Because every generation re-evaluates the past in their own ways based on their own perspective. It is easy to believe, for instance, there could at some point be a major film seeing the battle through the eyes of the Union Army of the Potomac’s single known Chinese-American private (who is described as actually wearing a pony tail in the Chinese style of the time). Or there could even be one based on a rumor that circulated in the Army of the Potomac’s camps after the battle: Union soldiers – never identified – had found a woman’s body among Confederate dead following General Lee’s failed last assault on the Union lines on July 3.
If you are still here, thanks for reading that, uh, Gibbon-like in length, LOOOOOONG post. Sometimes, brevity is not possible. 😉 Have a good day, wherever you are in the world.
P.S. Uh, a moment. I’m not quite finished. One other observation about Darkest Hour.
To see Kristen Scott Thomas – of The English Patient – playing a 1940 Clementine Churchill? I know they “aged” her somewhat for the role; but, still, I may need counseling. I know now I’m definitely getting “older.”😜

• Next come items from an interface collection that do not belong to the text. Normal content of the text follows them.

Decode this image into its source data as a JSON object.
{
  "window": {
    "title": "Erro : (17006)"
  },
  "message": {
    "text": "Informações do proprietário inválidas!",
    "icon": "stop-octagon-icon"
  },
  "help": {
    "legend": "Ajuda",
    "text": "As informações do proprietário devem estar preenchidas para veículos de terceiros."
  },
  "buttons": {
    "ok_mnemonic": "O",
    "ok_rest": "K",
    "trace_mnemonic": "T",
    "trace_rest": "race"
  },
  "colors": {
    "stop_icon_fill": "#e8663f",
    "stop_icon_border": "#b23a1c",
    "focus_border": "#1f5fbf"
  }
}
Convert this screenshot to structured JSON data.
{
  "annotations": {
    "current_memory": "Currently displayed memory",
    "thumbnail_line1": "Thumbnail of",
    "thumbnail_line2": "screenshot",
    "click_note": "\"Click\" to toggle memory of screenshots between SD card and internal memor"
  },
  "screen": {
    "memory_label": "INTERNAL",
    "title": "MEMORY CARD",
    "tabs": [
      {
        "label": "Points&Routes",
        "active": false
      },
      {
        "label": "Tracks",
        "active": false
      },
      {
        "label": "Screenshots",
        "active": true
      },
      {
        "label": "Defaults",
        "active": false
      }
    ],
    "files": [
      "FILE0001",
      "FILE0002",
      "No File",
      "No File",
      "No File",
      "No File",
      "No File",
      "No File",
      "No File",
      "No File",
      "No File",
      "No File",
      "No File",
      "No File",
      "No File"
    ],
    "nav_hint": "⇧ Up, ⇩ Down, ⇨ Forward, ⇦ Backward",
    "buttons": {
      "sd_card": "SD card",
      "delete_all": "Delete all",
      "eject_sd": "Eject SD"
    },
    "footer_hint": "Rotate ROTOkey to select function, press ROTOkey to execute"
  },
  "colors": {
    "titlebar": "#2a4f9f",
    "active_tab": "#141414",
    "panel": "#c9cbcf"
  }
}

You don’t quite see my point? Let me put it this way. Imagine a couple of decades from now, uh, Amanda Seyfried from Mamma Mia! playing Martha Washington in her late-60s.😂